Two people dead as Military chopper crashes in California

A U.S. Army AH-64 Apache attack helicopter was flying a “readiness training exercise” when it crashed at the National Training Center at Fort Irwin in California, Saturday around Dawn.

The helicopter was a part of the Army’s 4th Infantry Division based out of Fort Carson, Colorado and had been sent to the California desert for a regular training rotation. It was heavily equipped with ammunition including Hellfire missiles, rocket pods as well as a 30mm chain gun.

Two people dead as Military chopper crashes in California
Lt. Col. Jason S. Brown, a spokesman for the Army at the Pentagon stated that the crash caused a casualty of two as neither the pilot nor the co-pilot survived.

“The cause is currently under investigation and next-of-kin notifications are ongoing, therefore we can provide no further details at this time,” he said.

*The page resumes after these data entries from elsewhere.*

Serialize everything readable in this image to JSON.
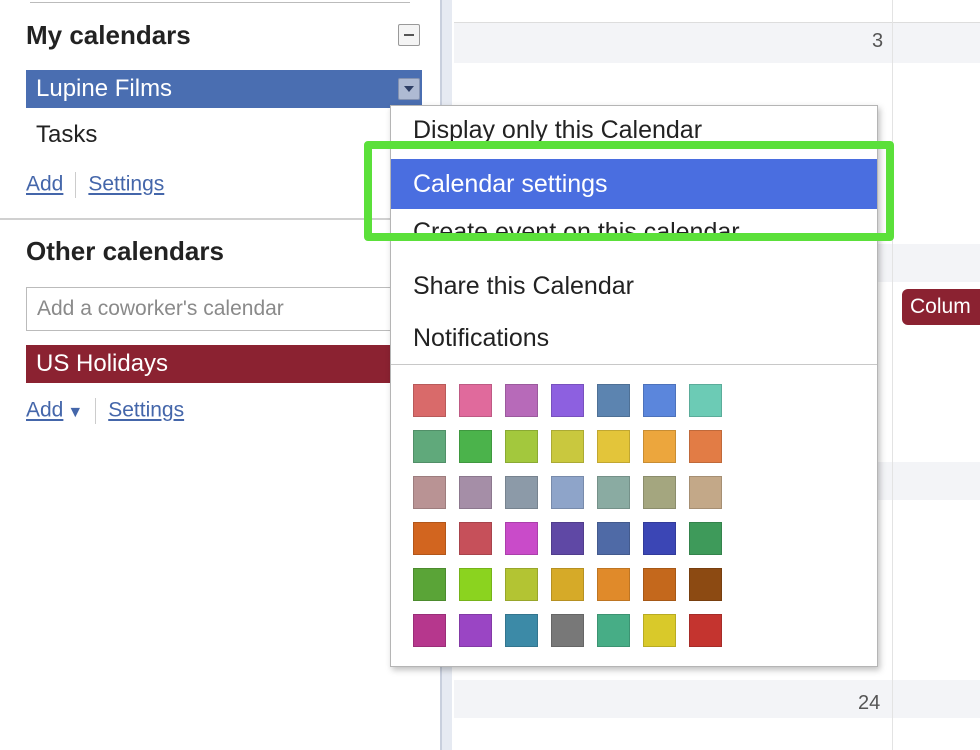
{
  "my_calendars": {
    "title": "My calendars",
    "items": [
      {
        "label": "Lupine Films",
        "color": "#4a6eb1"
      },
      {
        "label": "Tasks"
      }
    ],
    "add_label": "Add",
    "settings_label": "Settings"
  },
  "other_calendars": {
    "title": "Other calendars",
    "input_placeholder": "Add a coworker's calendar",
    "items": [
      {
        "label": "US Holidays",
        "color": "#8b2231"
      }
    ],
    "add_label": "Add",
    "add_caret": "▼",
    "settings_label": "Settings"
  },
  "calendar_grid": {
    "day_numbers": [
      "3",
      "24"
    ],
    "event_chip": "Colum"
  },
  "context_menu": {
    "items": [
      {
        "label": "Display only this Calendar"
      },
      {
        "label": "Calendar settings",
        "highlighted": true
      },
      {
        "label": "Create event on this calendar"
      },
      {
        "label": "Share this Calendar"
      },
      {
        "label": "Notifications"
      }
    ],
    "swatch_colors": [
      [
        "#d96a6a",
        "#e06a9c",
        "#b76ab9",
        "#8d60e0",
        "#5c84b0",
        "#5b86dc",
        "#6ccbb5"
      ],
      [
        "#60a97b",
        "#4bb34b",
        "#a3c83d",
        "#c9c83e",
        "#e3c53a",
        "#eca63d",
        "#e27c45"
      ],
      [
        "#b99394",
        "#a58ea7",
        "#8c9aa8",
        "#8ea4c9",
        "#8aaba2",
        "#a4a67f",
        "#c3a888"
      ],
      [
        "#d2651f",
        "#c6505a",
        "#c94bc9",
        "#5f48a5",
        "#4f6aa6",
        "#3b46b5",
        "#3e9a5a"
      ],
      [
        "#5aa437",
        "#8bd31f",
        "#b3c433",
        "#d6aa28",
        "#e08a2a",
        "#c4681c",
        "#8c4a12"
      ],
      [
        "#b6378d",
        "#9a45c4",
        "#3c8aa7",
        "#787878",
        "#47ad86",
        "#d9c92a",
        "#c4342f"
      ]
    ]
  },
  "highlight_color": "#5be03a"
}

Officials have been pointing out the reduced flight hours and it’s dire consequences for quite some time now. In November, the head of Army aviation, Maj. Gen.

William Gayler, reportedly warned Congress that his pilots were having one of the lowest flight hours in the last 30 years, the reason mainly being the years of budget cuts.

Defence Secretary Jim Mattis blamed in part the readiness of his forces and more than 16 years of continuous combat while Beijing and Moscow modernized their forces, for the degrading military advantage that the US had over Russia and China.

“For too long, we have asked our military to stoically carry a ‘success at any cost’ attitude as they work tirelessly to accomplish the mission with now inadequate and misaligned resources, simply because the Congress could not maintain regular order,” Mattis said in a speech at the Johns Hopkins School of Advanced International Studies in Washington, D.C. “Aircraft will remain on the ground, their pilots not at the sharpest edge,” he added stating that the low budget is depriving the troops of vital training that could actually help their survival.

The officials have, however, confirmed that the government was in no way responsible for the unfortunate incident death of U.S. troops due to non-combat aviation crashes have only doubled in 2017 compared to that in the year before that.Saturday’s crash was the first known U.S. Military fatality of this year.